(DIRECTIONS FOR THIS TASK)
From the first record to the last, write each one out again exactly.

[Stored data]

──────

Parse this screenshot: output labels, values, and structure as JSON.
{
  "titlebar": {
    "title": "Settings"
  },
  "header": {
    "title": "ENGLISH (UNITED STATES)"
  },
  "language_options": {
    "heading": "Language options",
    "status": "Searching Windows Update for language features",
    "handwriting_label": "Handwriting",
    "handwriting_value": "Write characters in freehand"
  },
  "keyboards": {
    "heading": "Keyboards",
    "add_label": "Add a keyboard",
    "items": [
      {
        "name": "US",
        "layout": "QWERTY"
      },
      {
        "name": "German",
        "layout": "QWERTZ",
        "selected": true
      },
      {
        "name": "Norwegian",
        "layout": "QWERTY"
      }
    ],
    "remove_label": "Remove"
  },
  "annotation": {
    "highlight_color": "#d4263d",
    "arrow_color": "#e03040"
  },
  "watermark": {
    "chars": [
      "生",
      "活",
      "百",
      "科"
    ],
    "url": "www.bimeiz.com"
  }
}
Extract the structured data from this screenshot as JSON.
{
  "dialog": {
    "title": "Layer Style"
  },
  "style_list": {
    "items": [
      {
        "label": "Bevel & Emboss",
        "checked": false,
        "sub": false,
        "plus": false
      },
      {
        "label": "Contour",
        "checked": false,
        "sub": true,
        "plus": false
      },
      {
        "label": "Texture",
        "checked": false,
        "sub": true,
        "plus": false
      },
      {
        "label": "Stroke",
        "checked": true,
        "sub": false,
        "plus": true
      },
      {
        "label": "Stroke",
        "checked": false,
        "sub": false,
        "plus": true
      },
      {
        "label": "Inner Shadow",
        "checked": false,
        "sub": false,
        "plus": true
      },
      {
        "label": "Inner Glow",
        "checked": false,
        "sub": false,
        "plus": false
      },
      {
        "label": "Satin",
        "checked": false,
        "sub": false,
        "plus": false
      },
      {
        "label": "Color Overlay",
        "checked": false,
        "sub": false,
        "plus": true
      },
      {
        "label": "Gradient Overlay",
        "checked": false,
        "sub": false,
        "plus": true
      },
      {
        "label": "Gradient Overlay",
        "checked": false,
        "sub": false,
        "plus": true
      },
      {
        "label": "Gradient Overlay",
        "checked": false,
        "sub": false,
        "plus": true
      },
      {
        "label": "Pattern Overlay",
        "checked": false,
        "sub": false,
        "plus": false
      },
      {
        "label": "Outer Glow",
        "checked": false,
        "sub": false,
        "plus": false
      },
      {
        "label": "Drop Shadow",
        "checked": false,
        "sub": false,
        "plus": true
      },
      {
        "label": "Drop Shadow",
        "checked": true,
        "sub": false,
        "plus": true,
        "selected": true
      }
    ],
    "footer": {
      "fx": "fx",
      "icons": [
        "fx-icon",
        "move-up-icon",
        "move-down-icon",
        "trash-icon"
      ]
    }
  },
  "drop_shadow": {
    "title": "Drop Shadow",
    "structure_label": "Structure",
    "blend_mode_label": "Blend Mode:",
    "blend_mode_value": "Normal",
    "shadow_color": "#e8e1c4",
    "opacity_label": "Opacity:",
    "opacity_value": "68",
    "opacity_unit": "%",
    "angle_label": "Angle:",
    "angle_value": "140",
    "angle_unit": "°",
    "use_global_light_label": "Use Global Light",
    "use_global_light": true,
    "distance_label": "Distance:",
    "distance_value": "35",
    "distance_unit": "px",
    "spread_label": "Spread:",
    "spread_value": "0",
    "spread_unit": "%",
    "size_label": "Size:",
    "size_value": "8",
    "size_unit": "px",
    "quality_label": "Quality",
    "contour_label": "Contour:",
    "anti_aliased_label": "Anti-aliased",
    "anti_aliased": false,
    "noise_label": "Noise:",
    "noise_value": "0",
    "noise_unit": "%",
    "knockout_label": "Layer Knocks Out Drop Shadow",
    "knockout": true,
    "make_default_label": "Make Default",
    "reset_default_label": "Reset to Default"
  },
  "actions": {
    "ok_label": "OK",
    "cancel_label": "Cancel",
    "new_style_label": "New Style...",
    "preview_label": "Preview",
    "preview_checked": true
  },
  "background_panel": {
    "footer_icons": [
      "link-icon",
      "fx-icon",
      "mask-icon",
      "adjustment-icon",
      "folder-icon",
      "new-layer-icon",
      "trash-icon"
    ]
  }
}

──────

(EXERCISE RESPONSE)
Parse this screenshot: output labels, values, and structure as JSON.
{
  "titlebar": {
    "title": "Settings"
  },
  "header": {
    "title": "ENGLISH (UNITED STATES)"
  },
  "language_options": {
    "heading": "Language options",
    "status": "Searching Windows Update for language features",
    "handwriting_label": "Handwriting",
    "handwriting_value": "Write characters in freehand"
  },
  "keyboards": {
    "heading": "Keyboards",
    "add_label": "Add a keyboard",
    "items": [
      {
        "name": "US",
        "layout": "QWERTY"
      },
      {
        "name": "German",
        "layout": "QWERTZ",
        "selected": true
      },
      {
        "name": "Norwegian",
        "layout": "QWERTY"
      }
    ],
    "remove_label": "Remove"
  },
  "annotation": {
    "highlight_color": "#d4263d",
    "arrow_color": "#e03040"
  },
  "watermark": {
    "chars": [
      "生",
      "活",
      "百",
      "科"
    ],
    "url": "www.bimeiz.com"
  }
}
Extract the structured data from this screenshot as JSON.
{
  "dialog": {
    "title": "Layer Style"
  },
  "style_list": {
    "items": [
      {
        "label": "Bevel & Emboss",
        "checked": false,
        "sub": false,
        "plus": false
      },
      {
        "label": "Contour",
        "checked": false,
        "sub": true,
        "plus": false
      },
      {
        "label": "Texture",
        "checked": false,
        "sub": true,
        "plus": false
      },
      {
        "label": "Stroke",
        "checked": true,
        "sub": false,
        "plus": true
      },
      {
        "label": "Stroke",
        "checked": false,
        "sub": false,
        "plus": true
      },
      {
        "label": "Inner Shadow",
        "checked": false,
        "sub": false,
        "plus": true
      },
      {
        "label": "Inner Glow",
        "checked": false,
        "sub": false,
        "plus": false
      },
      {
        "label": "Satin",
        "checked": false,
        "sub": false,
        "plus": false
      },
      {
        "label": "Color Overlay",
        "checked": false,
        "sub": false,
        "plus": true
      },
      {
        "label": "Gradient Overlay",
        "checked": false,
        "sub": false,
        "plus": true
      },
      {
        "label": "Gradient Overlay",
        "checked": false,
        "sub": false,
        "plus": true
      },
      {
        "label": "Gradient Overlay",
        "checked": false,
        "sub": false,
        "plus": true
      },
      {
        "label": "Pattern Overlay",
        "checked": false,
        "sub": false,
        "plus": false
      },
      {
        "label": "Outer Glow",
        "checked": false,
        "sub": false,
        "plus": false
      },
      {
        "label": "Drop Shadow",
        "checked": false,
        "sub": false,
        "plus": true
      },
      {
        "label": "Drop Shadow",
        "checked": true,
        "sub": false,
        "plus": true,
        "selected": true
      }
    ],
    "footer": {
      "fx": "fx",
      "icons": [
        "fx-icon",
        "move-up-icon",
        "move-down-icon",
        "trash-icon"
      ]
    }
  },
  "drop_shadow": {
    "title": "Drop Shadow",
    "structure_label": "Structure",
    "blend_mode_label": "Blend Mode:",
    "blend_mode_value": "Normal",
    "shadow_color": "#e8e1c4",
    "opacity_label": "Opacity:",
    "opacity_value": "68",
    "opacity_unit": "%",
    "angle_label": "Angle:",
    "angle_value": "140",
    "angle_unit": "°",
    "use_global_light_label": "Use Global Light",
    "use_global_light": true,
    "distance_label": "Distance:",
    "distance_value": "35",
    "distance_unit": "px",
    "spread_label": "Spread:",
    "spread_value": "0",
    "spread_unit": "%",
    "size_label": "Size:",
    "size_value": "8",
    "size_unit": "px",
    "quality_label": "Quality",
    "contour_label": "Contour:",
    "anti_aliased_label": "Anti-aliased",
    "anti_aliased": false,
    "noise_label": "Noise:",
    "noise_value": "0",
    "noise_unit": "%",
    "knockout_label": "Layer Knocks Out Drop Shadow",
    "knockout": true,
    "make_default_label": "Make Default",
    "reset_default_label": "Reset to Default"
  },
  "actions": {
    "ok_label": "OK",
    "cancel_label": "Cancel",
    "new_style_label": "New Style...",
    "preview_label": "Preview",
    "preview_checked": true
  },
  "background_panel": {
    "footer_icons": [
      "link-icon",
      "fx-icon",
      "mask-icon",
      "adjustment-icon",
      "folder-icon",
      "new-layer-icon",
      "trash-icon"
    ]
  }
}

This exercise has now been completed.